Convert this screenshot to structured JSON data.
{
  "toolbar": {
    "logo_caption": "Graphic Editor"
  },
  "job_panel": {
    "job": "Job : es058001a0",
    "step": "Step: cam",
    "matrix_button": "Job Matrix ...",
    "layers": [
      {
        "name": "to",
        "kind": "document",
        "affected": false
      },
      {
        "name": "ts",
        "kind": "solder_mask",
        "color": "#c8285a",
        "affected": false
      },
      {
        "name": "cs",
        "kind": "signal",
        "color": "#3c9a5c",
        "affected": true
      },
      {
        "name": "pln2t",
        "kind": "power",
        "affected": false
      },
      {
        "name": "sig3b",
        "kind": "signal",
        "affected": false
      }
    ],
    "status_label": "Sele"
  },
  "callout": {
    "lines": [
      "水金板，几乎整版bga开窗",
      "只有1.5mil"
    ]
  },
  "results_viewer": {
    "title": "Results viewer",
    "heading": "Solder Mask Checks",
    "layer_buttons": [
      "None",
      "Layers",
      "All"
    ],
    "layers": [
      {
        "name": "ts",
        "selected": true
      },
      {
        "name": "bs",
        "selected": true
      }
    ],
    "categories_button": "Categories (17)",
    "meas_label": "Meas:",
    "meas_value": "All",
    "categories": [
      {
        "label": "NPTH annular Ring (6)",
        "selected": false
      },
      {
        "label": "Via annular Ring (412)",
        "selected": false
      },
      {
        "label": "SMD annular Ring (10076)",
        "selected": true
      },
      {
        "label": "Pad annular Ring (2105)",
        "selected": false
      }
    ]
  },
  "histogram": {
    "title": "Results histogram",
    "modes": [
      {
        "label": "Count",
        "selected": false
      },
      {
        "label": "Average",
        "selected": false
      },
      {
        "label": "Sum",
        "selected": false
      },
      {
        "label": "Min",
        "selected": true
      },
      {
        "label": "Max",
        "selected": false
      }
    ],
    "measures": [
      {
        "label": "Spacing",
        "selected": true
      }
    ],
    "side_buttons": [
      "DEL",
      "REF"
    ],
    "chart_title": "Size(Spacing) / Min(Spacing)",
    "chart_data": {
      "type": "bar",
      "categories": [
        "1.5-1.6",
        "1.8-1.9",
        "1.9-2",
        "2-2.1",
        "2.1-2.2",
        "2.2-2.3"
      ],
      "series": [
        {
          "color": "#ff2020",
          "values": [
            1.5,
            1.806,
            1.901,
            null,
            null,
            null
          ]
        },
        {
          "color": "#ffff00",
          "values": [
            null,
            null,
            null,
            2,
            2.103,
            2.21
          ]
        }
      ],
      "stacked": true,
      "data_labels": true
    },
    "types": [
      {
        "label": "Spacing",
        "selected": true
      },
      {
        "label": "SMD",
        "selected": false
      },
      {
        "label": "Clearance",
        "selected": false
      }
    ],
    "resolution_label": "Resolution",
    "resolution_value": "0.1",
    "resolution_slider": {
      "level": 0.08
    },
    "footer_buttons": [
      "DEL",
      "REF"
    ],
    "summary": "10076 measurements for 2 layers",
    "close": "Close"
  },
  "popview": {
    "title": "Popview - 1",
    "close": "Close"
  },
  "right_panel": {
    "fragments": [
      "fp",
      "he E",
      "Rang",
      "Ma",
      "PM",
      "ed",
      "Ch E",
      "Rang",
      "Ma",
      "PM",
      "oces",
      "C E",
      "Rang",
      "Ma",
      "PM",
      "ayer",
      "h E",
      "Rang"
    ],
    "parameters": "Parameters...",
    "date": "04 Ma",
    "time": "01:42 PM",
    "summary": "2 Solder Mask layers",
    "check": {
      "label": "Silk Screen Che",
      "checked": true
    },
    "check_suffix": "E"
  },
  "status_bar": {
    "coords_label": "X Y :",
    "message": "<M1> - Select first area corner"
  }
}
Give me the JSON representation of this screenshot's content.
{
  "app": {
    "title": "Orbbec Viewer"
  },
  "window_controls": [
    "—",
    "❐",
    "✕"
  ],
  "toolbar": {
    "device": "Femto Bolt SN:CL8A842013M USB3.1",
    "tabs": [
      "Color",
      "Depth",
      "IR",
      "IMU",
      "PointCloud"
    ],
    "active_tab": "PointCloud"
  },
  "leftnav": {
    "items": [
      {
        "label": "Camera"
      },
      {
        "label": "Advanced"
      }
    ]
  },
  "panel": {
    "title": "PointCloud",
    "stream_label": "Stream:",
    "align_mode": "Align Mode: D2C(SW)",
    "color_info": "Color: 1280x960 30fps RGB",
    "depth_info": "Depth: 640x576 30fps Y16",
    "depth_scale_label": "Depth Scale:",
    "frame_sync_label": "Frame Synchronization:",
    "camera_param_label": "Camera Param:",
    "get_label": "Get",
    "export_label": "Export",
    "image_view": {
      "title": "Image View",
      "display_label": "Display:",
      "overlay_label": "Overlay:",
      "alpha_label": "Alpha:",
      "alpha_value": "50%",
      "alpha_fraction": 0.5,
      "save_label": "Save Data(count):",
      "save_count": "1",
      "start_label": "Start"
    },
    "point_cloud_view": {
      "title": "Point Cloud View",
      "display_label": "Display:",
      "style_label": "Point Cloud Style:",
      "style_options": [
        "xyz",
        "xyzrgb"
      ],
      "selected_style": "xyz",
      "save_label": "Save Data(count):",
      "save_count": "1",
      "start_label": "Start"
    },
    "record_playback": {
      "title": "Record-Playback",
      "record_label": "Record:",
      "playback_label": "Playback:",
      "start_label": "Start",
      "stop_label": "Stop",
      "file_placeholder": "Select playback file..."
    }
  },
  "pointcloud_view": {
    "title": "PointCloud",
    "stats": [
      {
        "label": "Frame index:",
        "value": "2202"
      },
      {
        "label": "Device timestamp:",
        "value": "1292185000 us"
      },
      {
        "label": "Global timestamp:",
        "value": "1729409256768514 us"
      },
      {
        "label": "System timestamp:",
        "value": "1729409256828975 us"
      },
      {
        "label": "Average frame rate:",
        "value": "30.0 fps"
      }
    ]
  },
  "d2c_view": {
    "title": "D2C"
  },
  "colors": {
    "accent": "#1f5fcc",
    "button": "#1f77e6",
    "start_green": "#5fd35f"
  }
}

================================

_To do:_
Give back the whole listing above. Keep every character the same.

_Reply to the exercise:_
Convert this screenshot to structured JSON data.
{
  "toolbar": {
    "logo_caption": "Graphic Editor"
  },
  "job_panel": {
    "job": "Job : es058001a0",
    "step": "Step: cam",
    "matrix_button": "Job Matrix ...",
    "layers": [
      {
        "name": "to",
        "kind": "document",
        "affected": false
      },
      {
        "name": "ts",
        "kind": "solder_mask",
        "color": "#c8285a",
        "affected": false
      },
      {
        "name": "cs",
        "kind": "signal",
        "color": "#3c9a5c",
        "affected": true
      },
      {
        "name": "pln2t",
        "kind": "power",
        "affected": false
      },
      {
        "name": "sig3b",
        "kind": "signal",
        "affected": false
      }
    ],
    "status_label": "Sele"
  },
  "callout": {
    "lines": [
      "水金板，几乎整版bga开窗",
      "只有1.5mil"
    ]
  },
  "results_viewer": {
    "title": "Results viewer",
    "heading": "Solder Mask Checks",
    "layer_buttons": [
      "None",
      "Layers",
      "All"
    ],
    "layers": [
      {
        "name": "ts",
        "selected": true
      },
      {
        "name": "bs",
        "selected": true
      }
    ],
    "categories_button": "Categories (17)",
    "meas_label": "Meas:",
    "meas_value": "All",
    "categories": [
      {
        "label": "NPTH annular Ring (6)",
        "selected": false
      },
      {
        "label": "Via annular Ring (412)",
        "selected": false
      },
      {
        "label": "SMD annular Ring (10076)",
        "selected": true
      },
      {
        "label": "Pad annular Ring (2105)",
        "selected": false
      }
    ]
  },
  "histogram": {
    "title": "Results histogram",
    "modes": [
      {
        "label": "Count",
        "selected": false
      },
      {
        "label": "Average",
        "selected": false
      },
      {
        "label": "Sum",
        "selected": false
      },
      {
        "label": "Min",
        "selected": true
      },
      {
        "label": "Max",
        "selected": false
      }
    ],
    "measures": [
      {
        "label": "Spacing",
        "selected": true
      }
    ],
    "side_buttons": [
      "DEL",
      "REF"
    ],
    "chart_title": "Size(Spacing) / Min(Spacing)",
    "chart_data": {
      "type": "bar",
      "categories": [
        "1.5-1.6",
        "1.8-1.9",
        "1.9-2",
        "2-2.1",
        "2.1-2.2",
        "2.2-2.3"
      ],
      "series": [
        {
          "color": "#ff2020",
          "values": [
            1.5,
            1.806,
            1.901,
            null,
            null,
            null
          ]
        },
        {
          "color": "#ffff00",
          "values": [
            null,
            null,
            null,
            2,
            2.103,
            2.21
          ]
        }
      ],
      "stacked": true,
      "data_labels": true
    },
    "types": [
      {
        "label": "Spacing",
        "selected": true
      },
      {
        "label": "SMD",
        "selected": false
      },
      {
        "label": "Clearance",
        "selected": false
      }
    ],
    "resolution_label": "Resolution",
    "resolution_value": "0.1",
    "resolution_slider": {
      "level": 0.08
    },
    "footer_buttons": [
      "DEL",
      "REF"
    ],
    "summary": "10076 measurements for 2 layers",
    "close": "Close"
  },
  "popview": {
    "title": "Popview - 1",
    "close": "Close"
  },
  "right_panel": {
    "fragments": [
      "fp",
      "he E",
      "Rang",
      "Ma",
      "PM",
      "ed",
      "Ch E",
      "Rang",
      "Ma",
      "PM",
      "oces",
      "C E",
      "Rang",
      "Ma",
      "PM",
      "ayer",
      "h E",
      "Rang"
    ],
    "parameters": "Parameters...",
    "date": "04 Ma",
    "time": "01:42 PM",
    "summary": "2 Solder Mask layers",
    "check": {
      "label": "Silk Screen Che",
      "checked": true
    },
    "check_suffix": "E"
  },
  "status_bar": {
    "coords_label": "X Y :",
    "message": "<M1> - Select first area corner"
  }
}
Give me the JSON representation of this screenshot's content.
{
  "app": {
    "title": "Orbbec Viewer"
  },
  "window_controls": [
    "—",
    "❐",
    "✕"
  ],
  "toolbar": {
    "device": "Femto Bolt SN:CL8A842013M USB3.1",
    "tabs": [
      "Color",
      "Depth",
      "IR",
      "IMU",
      "PointCloud"
    ],
    "active_tab": "PointCloud"
  },
  "leftnav": {
    "items": [
      {
        "label": "Camera"
      },
      {
        "label": "Advanced"
      }
    ]
  },
  "panel": {
    "title": "PointCloud",
    "stream_label": "Stream:",
    "align_mode": "Align Mode: D2C(SW)",
    "color_info": "Color: 1280x960 30fps RGB",
    "depth_info": "Depth: 640x576 30fps Y16",
    "depth_scale_label": "Depth Scale:",
    "frame_sync_label": "Frame Synchronization:",
    "camera_param_label": "Camera Param:",
    "get_label": "Get",
    "export_label": "Export",
    "image_view": {
      "title": "Image View",
      "display_label": "Display:",
      "overlay_label": "Overlay:",
      "alpha_label": "Alpha:",
      "alpha_value": "50%",
      "alpha_fraction": 0.5,
      "save_label": "Save Data(count):",
      "save_count": "1",
      "start_label": "Start"
    },
    "point_cloud_view": {
      "title": "Point Cloud View",
      "display_label": "Display:",
      "style_label": "Point Cloud Style:",
      "style_options": [
        "xyz",
        "xyzrgb"
      ],
      "selected_style": "xyz",
      "save_label": "Save Data(count):",
      "save_count": "1",
      "start_label": "Start"
    },
    "record_playback": {
      "title": "Record-Playback",
      "record_label": "Record:",
      "playback_label": "Playback:",
      "start_label": "Start",
      "stop_label": "Stop",
      "file_placeholder": "Select playback file..."
    }
  },
  "pointcloud_view": {
    "title": "PointCloud",
    "stats": [
      {
        "label": "Frame index:",
        "value": "2202"
      },
      {
        "label": "Device timestamp:",
        "value": "1292185000 us"
      },
      {
        "label": "Global timestamp:",
        "value": "1729409256768514 us"
      },
      {
        "label": "System timestamp:",
        "value": "1729409256828975 us"
      },
      {
        "label": "Average frame rate:",
        "value": "30.0 fps"
      }
    ]
  },
  "d2c_view": {
    "title": "D2C"
  },
  "colors": {
    "accent": "#1f5fcc",
    "button": "#1f77e6",
    "start_green": "#5fd35f"
  }
}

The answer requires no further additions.